Dataset rows for apps and sites:
────
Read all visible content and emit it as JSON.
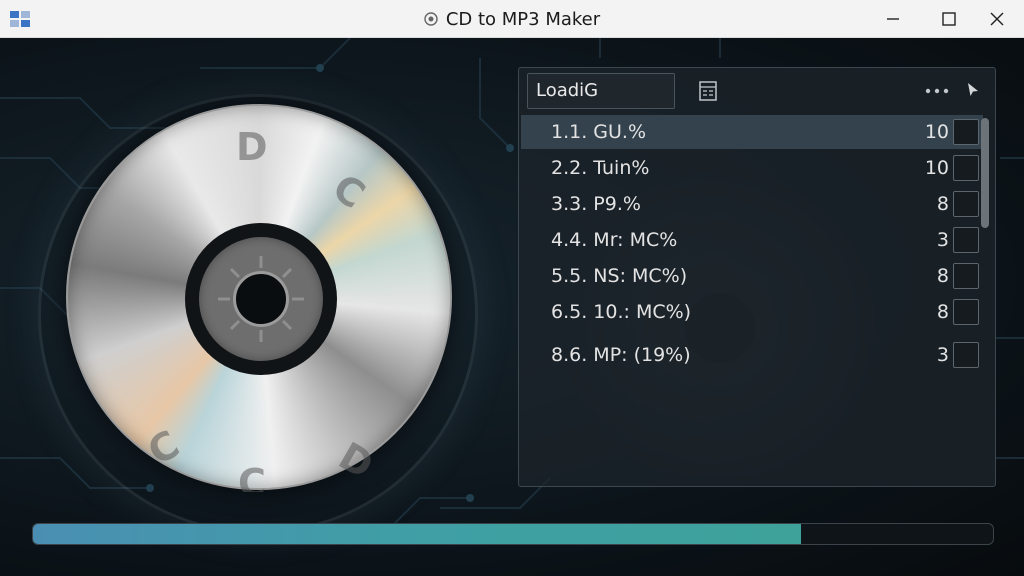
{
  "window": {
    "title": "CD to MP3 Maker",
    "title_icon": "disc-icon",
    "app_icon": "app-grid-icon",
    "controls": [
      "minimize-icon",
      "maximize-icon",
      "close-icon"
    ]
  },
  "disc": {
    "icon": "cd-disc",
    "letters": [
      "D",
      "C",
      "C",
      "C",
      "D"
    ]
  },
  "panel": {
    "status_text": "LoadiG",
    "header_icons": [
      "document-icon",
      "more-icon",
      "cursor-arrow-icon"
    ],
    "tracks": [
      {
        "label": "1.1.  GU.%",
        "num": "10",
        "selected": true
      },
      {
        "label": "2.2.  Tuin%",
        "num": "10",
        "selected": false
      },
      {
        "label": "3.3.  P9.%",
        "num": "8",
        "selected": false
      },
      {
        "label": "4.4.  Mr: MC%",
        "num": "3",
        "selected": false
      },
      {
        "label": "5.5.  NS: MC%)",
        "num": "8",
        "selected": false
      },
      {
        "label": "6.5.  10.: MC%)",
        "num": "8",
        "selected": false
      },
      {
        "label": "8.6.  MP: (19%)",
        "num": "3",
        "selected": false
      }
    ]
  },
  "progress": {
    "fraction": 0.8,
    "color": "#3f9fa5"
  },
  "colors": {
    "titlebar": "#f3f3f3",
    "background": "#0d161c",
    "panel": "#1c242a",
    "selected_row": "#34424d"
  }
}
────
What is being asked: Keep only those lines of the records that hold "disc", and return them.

Task output:
    "title_icon": "disc-icon",
  "disc": {
    "icon": "cd-disc",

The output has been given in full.